There’s no rest for the wicked, as they say, or in this case there’s no rest for astronomers. After last week’s 227th Meeting of the American Astronomical Society, and after multiple discoveries these past few weeks, astronomers observe record breaking brightest supernova to date stumps scientists.
ASASSN-15lh, as the star was named, is not only the brightest supernova ever recorded, but it overtakes the previous brightest one by almost 100%. That’s right, it’s almost twice as bright as the previous brightest supernova recorded.
The supernova is so bright, actually, that the researchers looking into it are not actually sure what might have caused it, as previous models of what might have happened might actually be completely wrong.
For a better grasping of the incredible power of ASASSN-15lh, it’s not only 200 time brighter than your typical average supernova, but it’s also 20 times brighter than the entire Milky Way, and 570 billion times as bright as our sun.
The thing about the record holder supernova is that it pretty much defies any previous understanding of what might have caused it, or how supernovas happen.
What scientists generally believe to be the cause of most super luminous supernovae are mangnetars, or very bright and rotating neutron stars with very strong magnetic fields, which help the stars shine brighter, especially when exploding.
However, because of the never before seen brightness of ASASSN-15lh, scientists are beginning to doubt that explanation. According to them, for the supernova to be bright it would require a perfect series of fortunate events, among which are an incredibly fast rotation and an immensely powerful magnetic field.
Because of the minimal chances of that actually being the explanation, the researchers say that if that’s indeed the case, ASASSN-15lh will be the brightest supernova ever recorded for quite a while, as the series of events leading up to it would be implausible to happen again too soon.
Even the researchers on the case are excited about the possibility of their magnetar model not being the real answer, and they encourage others to attempt to submit better possible explanations.

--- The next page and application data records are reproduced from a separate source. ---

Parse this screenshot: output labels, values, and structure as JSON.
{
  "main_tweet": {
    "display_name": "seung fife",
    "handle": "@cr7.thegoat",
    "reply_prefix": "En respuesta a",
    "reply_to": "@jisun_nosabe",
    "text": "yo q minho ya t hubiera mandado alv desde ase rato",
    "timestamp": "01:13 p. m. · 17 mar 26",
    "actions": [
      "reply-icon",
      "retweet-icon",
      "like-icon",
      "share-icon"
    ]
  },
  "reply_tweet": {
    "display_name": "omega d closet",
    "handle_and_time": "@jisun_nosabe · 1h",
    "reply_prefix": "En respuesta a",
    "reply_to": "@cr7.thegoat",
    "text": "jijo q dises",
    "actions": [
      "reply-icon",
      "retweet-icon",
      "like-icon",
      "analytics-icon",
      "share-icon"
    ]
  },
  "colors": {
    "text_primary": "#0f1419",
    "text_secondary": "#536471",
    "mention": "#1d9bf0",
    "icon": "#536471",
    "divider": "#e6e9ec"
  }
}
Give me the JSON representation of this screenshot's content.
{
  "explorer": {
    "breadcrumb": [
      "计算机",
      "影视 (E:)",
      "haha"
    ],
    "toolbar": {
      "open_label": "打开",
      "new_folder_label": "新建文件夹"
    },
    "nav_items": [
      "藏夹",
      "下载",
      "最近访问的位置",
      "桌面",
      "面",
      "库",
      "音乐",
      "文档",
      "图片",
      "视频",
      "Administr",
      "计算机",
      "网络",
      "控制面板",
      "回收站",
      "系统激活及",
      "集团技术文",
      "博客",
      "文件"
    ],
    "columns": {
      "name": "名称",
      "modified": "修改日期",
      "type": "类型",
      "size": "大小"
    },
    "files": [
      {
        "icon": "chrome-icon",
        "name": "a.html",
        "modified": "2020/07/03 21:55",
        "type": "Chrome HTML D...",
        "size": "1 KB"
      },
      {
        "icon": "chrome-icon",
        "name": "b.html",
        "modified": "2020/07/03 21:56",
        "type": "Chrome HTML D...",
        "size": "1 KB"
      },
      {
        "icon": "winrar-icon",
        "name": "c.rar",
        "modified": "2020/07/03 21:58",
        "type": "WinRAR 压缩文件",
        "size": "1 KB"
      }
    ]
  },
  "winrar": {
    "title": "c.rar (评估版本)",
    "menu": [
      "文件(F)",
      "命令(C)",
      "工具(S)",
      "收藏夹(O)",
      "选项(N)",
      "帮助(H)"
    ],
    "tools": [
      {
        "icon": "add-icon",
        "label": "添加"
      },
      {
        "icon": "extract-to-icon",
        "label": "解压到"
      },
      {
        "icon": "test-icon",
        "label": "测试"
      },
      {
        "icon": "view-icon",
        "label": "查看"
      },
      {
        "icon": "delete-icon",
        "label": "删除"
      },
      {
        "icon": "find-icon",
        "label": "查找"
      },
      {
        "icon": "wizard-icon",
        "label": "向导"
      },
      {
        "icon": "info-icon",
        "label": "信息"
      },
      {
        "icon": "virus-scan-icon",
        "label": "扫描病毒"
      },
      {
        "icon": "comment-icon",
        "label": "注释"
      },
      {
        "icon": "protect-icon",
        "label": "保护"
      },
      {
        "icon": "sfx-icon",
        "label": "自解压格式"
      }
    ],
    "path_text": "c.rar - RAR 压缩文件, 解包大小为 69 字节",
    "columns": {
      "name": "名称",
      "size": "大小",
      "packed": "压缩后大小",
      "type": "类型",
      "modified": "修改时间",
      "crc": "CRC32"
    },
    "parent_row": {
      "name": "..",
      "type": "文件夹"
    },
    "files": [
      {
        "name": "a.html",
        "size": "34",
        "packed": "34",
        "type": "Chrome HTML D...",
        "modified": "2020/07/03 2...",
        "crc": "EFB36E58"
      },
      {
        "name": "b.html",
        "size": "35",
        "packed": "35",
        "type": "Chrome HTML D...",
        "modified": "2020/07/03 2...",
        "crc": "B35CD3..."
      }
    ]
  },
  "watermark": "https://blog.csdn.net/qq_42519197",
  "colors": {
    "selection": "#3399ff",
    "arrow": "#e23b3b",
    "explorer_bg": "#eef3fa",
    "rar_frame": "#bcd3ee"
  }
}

If another explanation for the incomprehensibly rare phenomenon is found, it would most likely mean a totally new way of understanding and looking at things in the astronomical field; it would basically be a Rosetta stone for astrophysicists.
Oh, and to further illustrate the true magnitude of the ASASSN-15lh supernova, by using two telescopes, the South African Large Telescope and the All Sky Automated Survey for Supernovae, or the ASAS-SN, the researcher pointed out that the event is taking place 3.8 billion light years away from Earth.
Image source: Pixabay